… is from pages 46-47 of the original 1970 edition of John Demos’s outstanding account of early life in England’s Plymouth Colony in America, A Little Commonwealth:
It is commonplace today to decry the erosion of personal privacy under the impact of various trends in modern life – the growth of cities, the mass media, the whole ethos of “organization,” and above all the sheer increase in human population. Yet this picture is badly distorted, for it lacks any true historical perspective. It fails, moreover, to recognize the most intimate of all the basic theaters of human interaction – the home. The fact is that we in our homes of the mid-twentieth century have more privacy, more actual living space per capita, than any previous generation in history. The contrast with the situation that confronted the people of Plymouth, or indeed any seventeenth-century community, can be most instructive. It is not just that their houses were small to begin with. It is not just that even within this limited space a considerable part was used only for sleeping and storage. It is not just that their families were large, much more so than our own. It is not just that their ordinary activities were confined to a small radius in and around the home. It is rather the combination of all these factors that we must try somehow to grasp. Can we picture ourselves in such a setting – as one of a group of five, six, eight, or even a dozen people living and working and playing all together, day after day, in one room of rather modest size?

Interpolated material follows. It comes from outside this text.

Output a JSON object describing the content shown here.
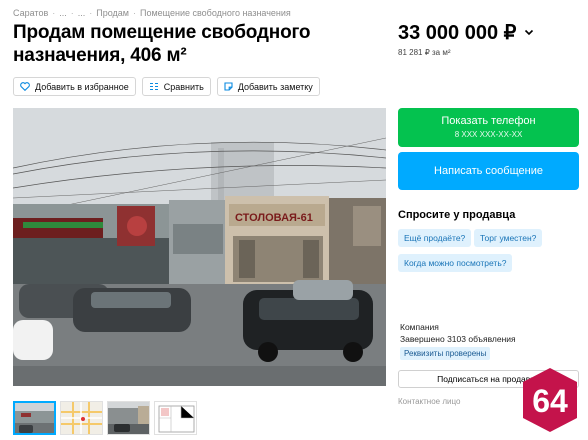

One might ask, in fact, whether privacy would then be a meaningful concept at all.